Items from an interface collection
------------------------------------------------

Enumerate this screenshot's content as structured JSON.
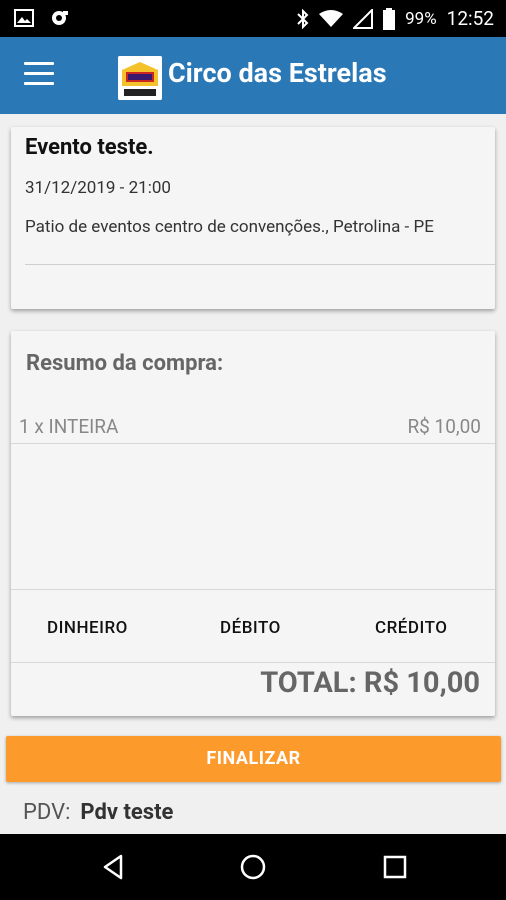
{
  "status_bar": {
    "battery": "99%",
    "time": "12:52",
    "left_icons": [
      "image-icon",
      "camera-icon"
    ],
    "right_icons": [
      "bluetooth-icon",
      "wifi-icon",
      "signal-icon",
      "battery-icon"
    ]
  },
  "app_bar": {
    "title": "Circo das Estrelas",
    "menu_icon": "menu-icon",
    "logo": "circus-logo"
  },
  "event": {
    "title": "Evento teste.",
    "datetime": "31/12/2019 - 21:00",
    "location": "Patio de eventos centro de convenções., Petrolina - PE"
  },
  "summary": {
    "title": "Resumo da compra:",
    "items": [
      {
        "label": "1 x INTEIRA",
        "price": "R$ 10,00"
      }
    ],
    "payment_methods": [
      "DINHEIRO",
      "DÉBITO",
      "CRÉDITO"
    ],
    "total": "TOTAL: R$ 10,00"
  },
  "finalize_label": "FINALIZAR",
  "pdv": {
    "label": "PDV:",
    "value": "Pdv teste"
  },
  "nav_bar": {
    "icons": [
      "back-icon",
      "home-icon",
      "recents-icon"
    ]
  },
  "colors": {
    "app_bar": "#2b78b6",
    "finalize_button": "#fd9a2c",
    "background": "#f0f0f0"
  }
}
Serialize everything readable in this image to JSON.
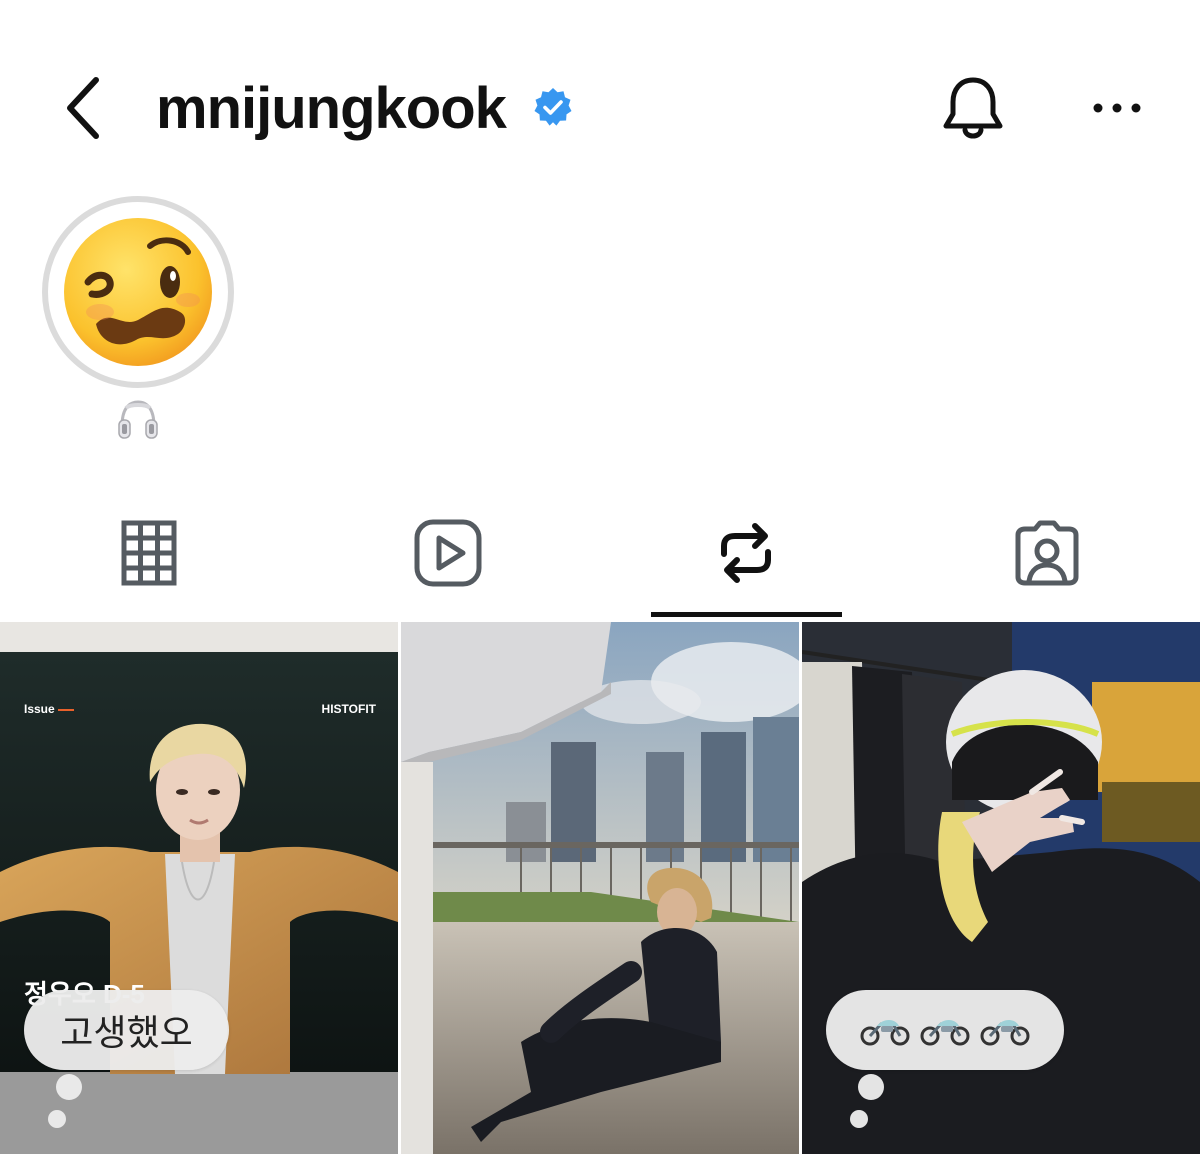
{
  "header": {
    "username": "mnijungkook",
    "verified": true,
    "icons": {
      "back": "chevron-left-icon",
      "bell": "bell-icon",
      "more": "more-horizontal-icon"
    }
  },
  "profile": {
    "avatar": "woozy-face-emoji",
    "note_icon": "headphones-icon"
  },
  "tabs": [
    {
      "icon": "grid-icon",
      "active": false
    },
    {
      "icon": "reels-icon",
      "active": false
    },
    {
      "icon": "repost-icon",
      "active": true
    },
    {
      "icon": "tagged-icon",
      "active": false
    }
  ],
  "posts": [
    {
      "magazine": {
        "issue": "Issue",
        "brand": "HISTOFIT",
        "korean": "정우오 D-5"
      },
      "note": "고생했오"
    },
    {
      "note": ""
    },
    {
      "note_icons": [
        "motorcycle-icon",
        "motorcycle-icon",
        "motorcycle-icon"
      ]
    }
  ],
  "colors": {
    "verified_blue": "#3897f0",
    "icon_gray": "#555b61",
    "text": "#111111"
  }
}
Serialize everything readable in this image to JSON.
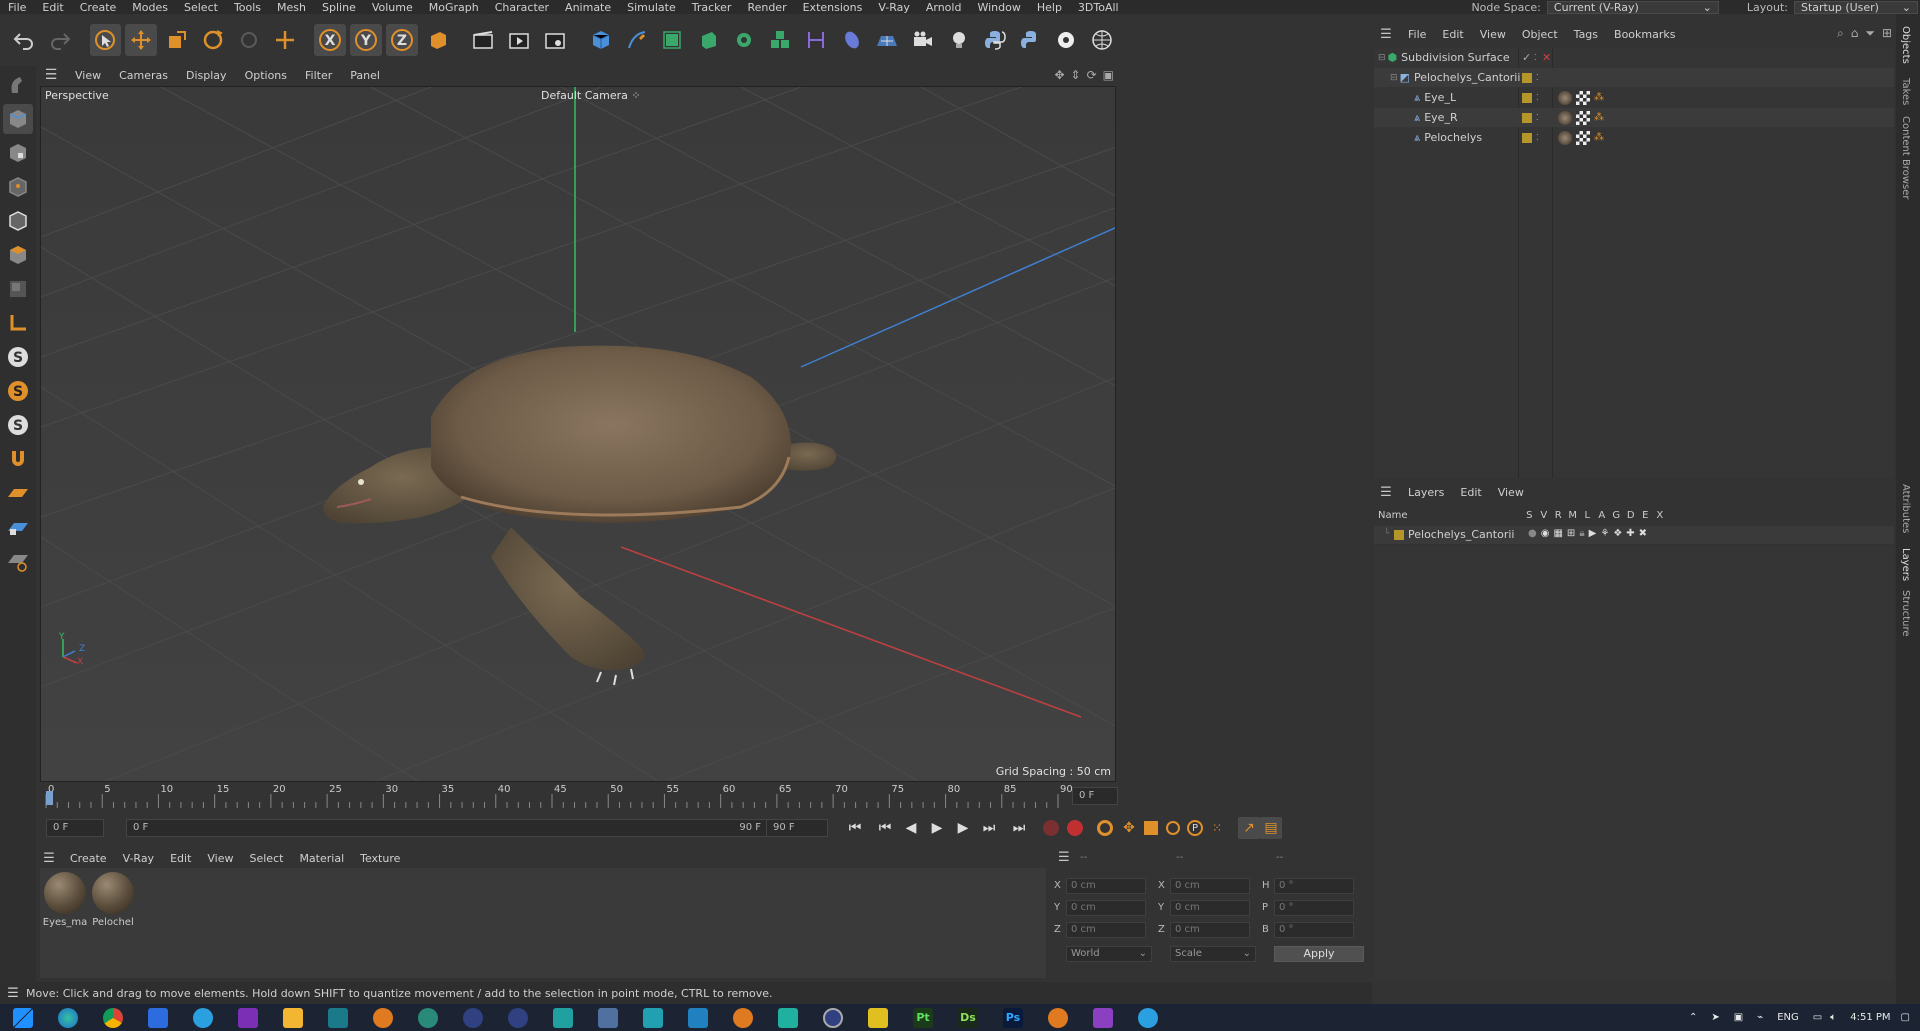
{
  "menubar": {
    "items": [
      "File",
      "Edit",
      "Create",
      "Modes",
      "Select",
      "Tools",
      "Mesh",
      "Spline",
      "Volume",
      "MoGraph",
      "Character",
      "Animate",
      "Simulate",
      "Tracker",
      "Render",
      "Extensions",
      "V-Ray",
      "Arnold",
      "Window",
      "Help",
      "3DToAll"
    ],
    "node_space_label": "Node Space:",
    "node_space_value": "Current (V-Ray)",
    "layout_label": "Layout:",
    "layout_value": "Startup (User)"
  },
  "viewport": {
    "menu": [
      "View",
      "Cameras",
      "Display",
      "Options",
      "Filter",
      "Panel"
    ],
    "view_name": "Perspective",
    "camera_name": "Default Camera",
    "grid_spacing": "Grid Spacing : 50 cm",
    "axis_y": "Y",
    "axis_z": "Z",
    "axis_x": "X"
  },
  "timeline": {
    "ticks": [
      "0",
      "5",
      "10",
      "15",
      "20",
      "25",
      "30",
      "35",
      "40",
      "45",
      "50",
      "55",
      "60",
      "65",
      "70",
      "75",
      "80",
      "85",
      "90"
    ],
    "current_frame_field": "0 F",
    "start_field": "0 F",
    "range_start": "0 F",
    "range_end": "90 F",
    "end_field": "90 F",
    "max_frames": 90
  },
  "materials": {
    "menu": [
      "Create",
      "V-Ray",
      "Edit",
      "View",
      "Select",
      "Material",
      "Texture"
    ],
    "items": [
      {
        "name": "Eyes_ma"
      },
      {
        "name": "Pelochel"
      }
    ]
  },
  "coords": {
    "header": [
      "--",
      "--",
      "--"
    ],
    "rows": [
      {
        "l1": "X",
        "v1": "0 cm",
        "l2": "X",
        "v2": "0 cm",
        "l3": "H",
        "v3": "0 °"
      },
      {
        "l1": "Y",
        "v1": "0 cm",
        "l2": "Y",
        "v2": "0 cm",
        "l3": "P",
        "v3": "0 °"
      },
      {
        "l1": "Z",
        "v1": "0 cm",
        "l2": "Z",
        "v2": "0 cm",
        "l3": "B",
        "v3": "0 °"
      }
    ],
    "world": "World",
    "scale": "Scale",
    "apply": "Apply"
  },
  "status": "Move: Click and drag to move elements. Hold down SHIFT to quantize movement / add to the selection in point mode, CTRL to remove.",
  "objects": {
    "menu": [
      "File",
      "Edit",
      "View",
      "Object",
      "Tags",
      "Bookmarks"
    ],
    "items": [
      {
        "name": "Subdivision Surface",
        "indent": 0
      },
      {
        "name": "Pelochelys_Cantorii",
        "indent": 1
      },
      {
        "name": "Eye_L",
        "indent": 2
      },
      {
        "name": "Eye_R",
        "indent": 2
      },
      {
        "name": "Pelochelys",
        "indent": 2
      }
    ]
  },
  "layers": {
    "menu": [
      "Layers",
      "Edit",
      "View"
    ],
    "header_name": "Name",
    "header_cols": [
      "S",
      "V",
      "R",
      "M",
      "L",
      "A",
      "G",
      "D",
      "E",
      "X"
    ],
    "items": [
      {
        "name": "Pelochelys_Cantorii"
      }
    ]
  },
  "right_tabs": [
    "Objects",
    "Takes",
    "Content Browser",
    "Attributes",
    "Layers",
    "Structure"
  ],
  "tray": {
    "lang": "ENG",
    "time": "4:51 PM"
  },
  "colors": {
    "layer_color": "#b5962a",
    "axis_x": "#c04040",
    "axis_y": "#30c060",
    "axis_z": "#4080d0",
    "tag_orange": "#e0902a"
  }
}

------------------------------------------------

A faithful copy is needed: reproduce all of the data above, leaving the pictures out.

Enumerate this screenshot's content as structured JSON.
{
  "status_bar": {
    "battery": "99%",
    "time": "12:52",
    "left_icons": [
      "image-icon",
      "camera-icon"
    ],
    "right_icons": [
      "bluetooth-icon",
      "wifi-icon",
      "signal-icon",
      "battery-icon"
    ]
  },
  "app_bar": {
    "title": "Circo das Estrelas",
    "menu_icon": "menu-icon",
    "logo": "circus-logo"
  },
  "event": {
    "title": "Evento teste.",
    "datetime": "31/12/2019 - 21:00",
    "location": "Patio de eventos centro de convenções., Petrolina - PE"
  },
  "summary": {
    "title": "Resumo da compra:",
    "items": [
      {
        "label": "1 x INTEIRA",
        "price": "R$ 10,00"
      }
    ],
    "payment_methods": [
      "DINHEIRO",
      "DÉBITO",
      "CRÉDITO"
    ],
    "total": "TOTAL: R$ 10,00"
  },
  "finalize_label": "FINALIZAR",
  "pdv": {
    "label": "PDV:",
    "value": "Pdv teste"
  },
  "nav_bar": {
    "icons": [
      "back-icon",
      "home-icon",
      "recents-icon"
    ]
  },
  "colors": {
    "app_bar": "#2b78b6",
    "finalize_button": "#fd9a2c",
    "background": "#f0f0f0"
  }
}
Serialize everything readable in this image to JSON.
{
  "header": {
    "username": "mnijungkook",
    "verified": true,
    "icons": {
      "back": "chevron-left-icon",
      "bell": "bell-icon",
      "more": "more-horizontal-icon"
    }
  },
  "profile": {
    "avatar": "woozy-face-emoji",
    "note_icon": "headphones-icon"
  },
  "tabs": [
    {
      "icon": "grid-icon",
      "active": false
    },
    {
      "icon": "reels-icon",
      "active": false
    },
    {
      "icon": "repost-icon",
      "active": true
    },
    {
      "icon": "tagged-icon",
      "active": false
    }
  ],
  "posts": [
    {
      "magazine": {
        "issue": "Issue",
        "brand": "HISTOFIT",
        "korean": "정우오 D-5"
      },
      "note": "고생했오"
    },
    {
      "note": ""
    },
    {
      "note_icons": [
        "motorcycle-icon",
        "motorcycle-icon",
        "motorcycle-icon"
      ]
    }
  ],
  "colors": {
    "verified_blue": "#3897f0",
    "icon_gray": "#555b61",
    "text": "#111111"
  }
}
Serialize everything readable in this image to JSON.
{
  "menubar": {
    "items": [
      "File",
      "Edit",
      "Create",
      "Modes",
      "Select",
      "Tools",
      "Mesh",
      "Spline",
      "Volume",
      "MoGraph",
      "Character",
      "Animate",
      "Simulate",
      "Tracker",
      "Render",
      "Extensions",
      "V-Ray",
      "Arnold",
      "Window",
      "Help",
      "3DToAll"
    ],
    "node_space_label": "Node Space:",
    "node_space_value": "Current (V-Ray)",
    "layout_label": "Layout:",
    "layout_value": "Startup (User)"
  },
  "viewport": {
    "menu": [
      "View",
      "Cameras",
      "Display",
      "Options",
      "Filter",
      "Panel"
    ],
    "view_name": "Perspective",
    "camera_name": "Default Camera",
    "grid_spacing": "Grid Spacing : 50 cm",
    "axis_y": "Y",
    "axis_z": "Z",
    "axis_x": "X"
  },
  "timeline": {
    "ticks": [
      "0",
      "5",
      "10",
      "15",
      "20",
      "25",
      "30",
      "35",
      "40",
      "45",
      "50",
      "55",
      "60",
      "65",
      "70",
      "75",
      "80",
      "85",
      "90"
    ],
    "current_frame_field": "0 F",
    "start_field": "0 F",
    "range_start": "0 F",
    "range_end": "90 F",
    "end_field": "90 F",
    "max_frames": 90
  },
  "materials": {
    "menu": [
      "Create",
      "V-Ray",
      "Edit",
      "View",
      "Select",
      "Material",
      "Texture"
    ],
    "items": [
      {
        "name": "Eyes_ma"
      },
      {
        "name": "Pelochel"
      }
    ]
  },
  "coords": {
    "header": [
      "--",
      "--",
      "--"
    ],
    "rows": [
      {
        "l1": "X",
        "v1": "0 cm",
        "l2": "X",
        "v2": "0 cm",
        "l3": "H",
        "v3": "0 °"
      },
      {
        "l1": "Y",
        "v1": "0 cm",
        "l2": "Y",
        "v2": "0 cm",
        "l3": "P",
        "v3": "0 °"
      },
      {
        "l1": "Z",
        "v1": "0 cm",
        "l2": "Z",
        "v2": "0 cm",
        "l3": "B",
        "v3": "0 °"
      }
    ],
    "world": "World",
    "scale": "Scale",
    "apply": "Apply"
  },
  "status": "Move: Click and drag to move elements. Hold down SHIFT to quantize movement / add to the selection in point mode, CTRL to remove.",
  "objects": {
    "menu": [
      "File",
      "Edit",
      "View",
      "Object",
      "Tags",
      "Bookmarks"
    ],
    "items": [
      {
        "name": "Subdivision Surface",
        "indent": 0
      },
      {
        "name": "Pelochelys_Cantorii",
        "indent": 1
      },
      {
        "name": "Eye_L",
        "indent": 2
      },
      {
        "name": "Eye_R",
        "indent": 2
      },
      {
        "name": "Pelochelys",
        "indent": 2
      }
    ]
  },
  "layers": {
    "menu": [
      "Layers",
      "Edit",
      "View"
    ],
    "header_name": "Name",
    "header_cols": [
      "S",
      "V",
      "R",
      "M",
      "L",
      "A",
      "G",
      "D",
      "E",
      "X"
    ],
    "items": [
      {
        "name": "Pelochelys_Cantorii"
      }
    ]
  },
  "right_tabs": [
    "Objects",
    "Takes",
    "Content Browser",
    "Attributes",
    "Layers",
    "Structure"
  ],
  "tray": {
    "lang": "ENG",
    "time": "4:51 PM"
  },
  "colors": {
    "layer_color": "#b5962a",
    "axis_x": "#c04040",
    "axis_y": "#30c060",
    "axis_z": "#4080d0",
    "tag_orange": "#e0902a"
  }
}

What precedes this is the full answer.